David and Abigail Knight seem to be doing the right thing in their joint buy-to-let operation in the Surbiton area. They now have 24 properties worth about £4 million. For a start, they have complementary skills - he is a banker, she an interior designer, and they look at their properties with detachment, rather than as surrogate homes. The decor, for example, is not used as a showcase for Abi's skills. "The way I would do up a property is not the way I would do up my house," she says. "Our properties are clean and modern but not boring. People want a canvas on which to paint their personality." They also choose properties as investments, when many couples look on them as status symbols."We started with one-bedroom flats and moved into multiple-occupancy houses and student homes," says Abi.

David clearly does not want Abi to feel that all he does is sit in his office and stare at a computer screen. "I get involved with finance and rent collection and most of the maintenance issues - today I unblocked a toilet, hung curtains and fitted a shower. If something goes wrong I have to fix it," he says. The couple also collaborate on their main mission, which is running soul-healing workshops, a business subsidised by their property.

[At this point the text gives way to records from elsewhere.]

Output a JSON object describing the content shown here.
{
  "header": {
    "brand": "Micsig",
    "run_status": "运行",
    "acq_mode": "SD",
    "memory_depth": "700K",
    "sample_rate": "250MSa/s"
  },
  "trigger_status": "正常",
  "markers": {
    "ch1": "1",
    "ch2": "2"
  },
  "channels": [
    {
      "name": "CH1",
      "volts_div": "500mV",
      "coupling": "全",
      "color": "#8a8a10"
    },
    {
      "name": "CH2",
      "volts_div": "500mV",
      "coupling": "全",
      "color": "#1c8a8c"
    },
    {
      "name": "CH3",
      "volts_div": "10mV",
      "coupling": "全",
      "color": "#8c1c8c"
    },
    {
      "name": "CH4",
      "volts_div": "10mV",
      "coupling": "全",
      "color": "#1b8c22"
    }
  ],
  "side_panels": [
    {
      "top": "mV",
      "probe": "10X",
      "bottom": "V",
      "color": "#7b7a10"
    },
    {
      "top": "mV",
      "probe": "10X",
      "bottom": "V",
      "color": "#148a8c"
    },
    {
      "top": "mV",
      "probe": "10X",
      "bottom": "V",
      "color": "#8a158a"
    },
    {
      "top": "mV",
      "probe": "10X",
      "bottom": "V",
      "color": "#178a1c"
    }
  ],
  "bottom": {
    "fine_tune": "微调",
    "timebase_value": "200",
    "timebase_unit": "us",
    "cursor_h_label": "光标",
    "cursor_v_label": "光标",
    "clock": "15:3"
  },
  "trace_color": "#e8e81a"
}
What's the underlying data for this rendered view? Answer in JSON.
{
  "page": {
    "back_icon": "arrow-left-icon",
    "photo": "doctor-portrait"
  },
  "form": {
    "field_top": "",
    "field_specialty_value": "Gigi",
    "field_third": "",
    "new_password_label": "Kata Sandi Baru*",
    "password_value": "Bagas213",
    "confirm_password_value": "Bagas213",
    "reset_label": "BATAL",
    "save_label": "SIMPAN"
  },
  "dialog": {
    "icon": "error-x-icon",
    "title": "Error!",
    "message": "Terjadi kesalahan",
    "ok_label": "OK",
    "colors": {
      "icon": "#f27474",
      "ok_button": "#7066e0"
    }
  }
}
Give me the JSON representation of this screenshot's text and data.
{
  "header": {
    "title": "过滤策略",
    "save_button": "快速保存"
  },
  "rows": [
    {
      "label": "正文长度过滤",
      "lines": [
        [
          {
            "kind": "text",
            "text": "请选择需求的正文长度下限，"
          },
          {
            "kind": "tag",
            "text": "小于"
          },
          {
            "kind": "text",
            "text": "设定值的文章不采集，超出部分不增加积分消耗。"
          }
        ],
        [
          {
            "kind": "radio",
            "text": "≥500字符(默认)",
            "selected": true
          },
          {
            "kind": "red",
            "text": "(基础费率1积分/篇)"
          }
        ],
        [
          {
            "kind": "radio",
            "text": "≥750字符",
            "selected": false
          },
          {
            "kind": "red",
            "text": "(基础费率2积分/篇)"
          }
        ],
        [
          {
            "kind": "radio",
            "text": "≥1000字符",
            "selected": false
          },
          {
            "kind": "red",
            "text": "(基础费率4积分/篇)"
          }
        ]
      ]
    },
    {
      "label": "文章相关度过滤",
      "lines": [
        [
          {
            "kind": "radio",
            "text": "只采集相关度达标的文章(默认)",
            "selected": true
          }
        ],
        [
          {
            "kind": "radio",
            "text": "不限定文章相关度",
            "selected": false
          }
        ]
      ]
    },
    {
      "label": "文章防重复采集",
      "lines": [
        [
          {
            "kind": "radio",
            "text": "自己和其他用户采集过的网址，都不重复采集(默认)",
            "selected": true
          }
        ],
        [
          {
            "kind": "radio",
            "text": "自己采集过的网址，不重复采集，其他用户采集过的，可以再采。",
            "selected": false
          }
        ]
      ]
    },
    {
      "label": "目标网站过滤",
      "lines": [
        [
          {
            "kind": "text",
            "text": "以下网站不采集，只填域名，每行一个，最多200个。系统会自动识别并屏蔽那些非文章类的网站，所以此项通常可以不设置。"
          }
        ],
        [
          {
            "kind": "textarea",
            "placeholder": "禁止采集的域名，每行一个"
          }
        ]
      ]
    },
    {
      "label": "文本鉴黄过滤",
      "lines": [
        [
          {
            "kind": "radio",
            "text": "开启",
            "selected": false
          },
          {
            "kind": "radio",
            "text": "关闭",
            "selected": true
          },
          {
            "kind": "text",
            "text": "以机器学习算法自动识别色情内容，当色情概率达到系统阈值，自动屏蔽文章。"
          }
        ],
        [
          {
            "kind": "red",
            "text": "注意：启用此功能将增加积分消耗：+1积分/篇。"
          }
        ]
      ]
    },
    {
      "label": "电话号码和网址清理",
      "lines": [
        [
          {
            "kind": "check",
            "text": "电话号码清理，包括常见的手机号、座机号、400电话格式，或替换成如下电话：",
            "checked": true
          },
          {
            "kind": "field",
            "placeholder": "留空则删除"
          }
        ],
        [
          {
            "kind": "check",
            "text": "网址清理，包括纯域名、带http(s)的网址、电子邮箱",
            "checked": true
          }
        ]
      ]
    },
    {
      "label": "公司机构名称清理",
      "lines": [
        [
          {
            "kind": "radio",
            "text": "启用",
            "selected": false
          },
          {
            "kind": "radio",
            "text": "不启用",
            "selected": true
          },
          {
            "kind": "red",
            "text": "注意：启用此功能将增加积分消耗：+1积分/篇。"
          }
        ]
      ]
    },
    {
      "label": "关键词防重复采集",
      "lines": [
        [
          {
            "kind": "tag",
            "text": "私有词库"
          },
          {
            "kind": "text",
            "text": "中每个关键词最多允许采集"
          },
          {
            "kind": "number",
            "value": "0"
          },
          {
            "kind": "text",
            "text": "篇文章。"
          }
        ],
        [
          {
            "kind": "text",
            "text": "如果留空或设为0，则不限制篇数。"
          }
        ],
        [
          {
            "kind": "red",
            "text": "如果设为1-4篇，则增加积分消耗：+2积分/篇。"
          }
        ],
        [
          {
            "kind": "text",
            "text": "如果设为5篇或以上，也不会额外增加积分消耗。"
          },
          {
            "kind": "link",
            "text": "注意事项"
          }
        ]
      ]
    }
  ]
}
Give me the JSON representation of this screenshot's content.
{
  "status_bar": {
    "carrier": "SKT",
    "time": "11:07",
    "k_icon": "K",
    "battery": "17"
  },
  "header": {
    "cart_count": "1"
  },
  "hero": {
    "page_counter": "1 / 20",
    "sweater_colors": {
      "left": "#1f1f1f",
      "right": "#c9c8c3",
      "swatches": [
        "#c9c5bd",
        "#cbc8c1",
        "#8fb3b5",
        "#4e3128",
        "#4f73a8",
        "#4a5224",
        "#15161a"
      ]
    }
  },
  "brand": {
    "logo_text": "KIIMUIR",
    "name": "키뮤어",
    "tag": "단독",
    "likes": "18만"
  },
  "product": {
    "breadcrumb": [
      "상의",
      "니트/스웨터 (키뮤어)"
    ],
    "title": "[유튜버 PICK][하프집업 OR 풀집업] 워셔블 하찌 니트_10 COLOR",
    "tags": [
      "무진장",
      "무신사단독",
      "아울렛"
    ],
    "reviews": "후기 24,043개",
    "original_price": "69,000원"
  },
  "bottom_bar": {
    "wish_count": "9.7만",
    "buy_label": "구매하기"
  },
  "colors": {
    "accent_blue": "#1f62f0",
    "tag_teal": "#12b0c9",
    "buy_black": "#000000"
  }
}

Successful though the Knights may be, lettings agents, who see more buy-to-let landlords than most people, are cynical about husband and wife teams. Leslie Harrison, a lettings manager at Jackson Stops & Staff, says: "I have never encountered a husband and wife team that didn't argue. They always look at properties as somewhere they would like to live, rather than at investment suitability."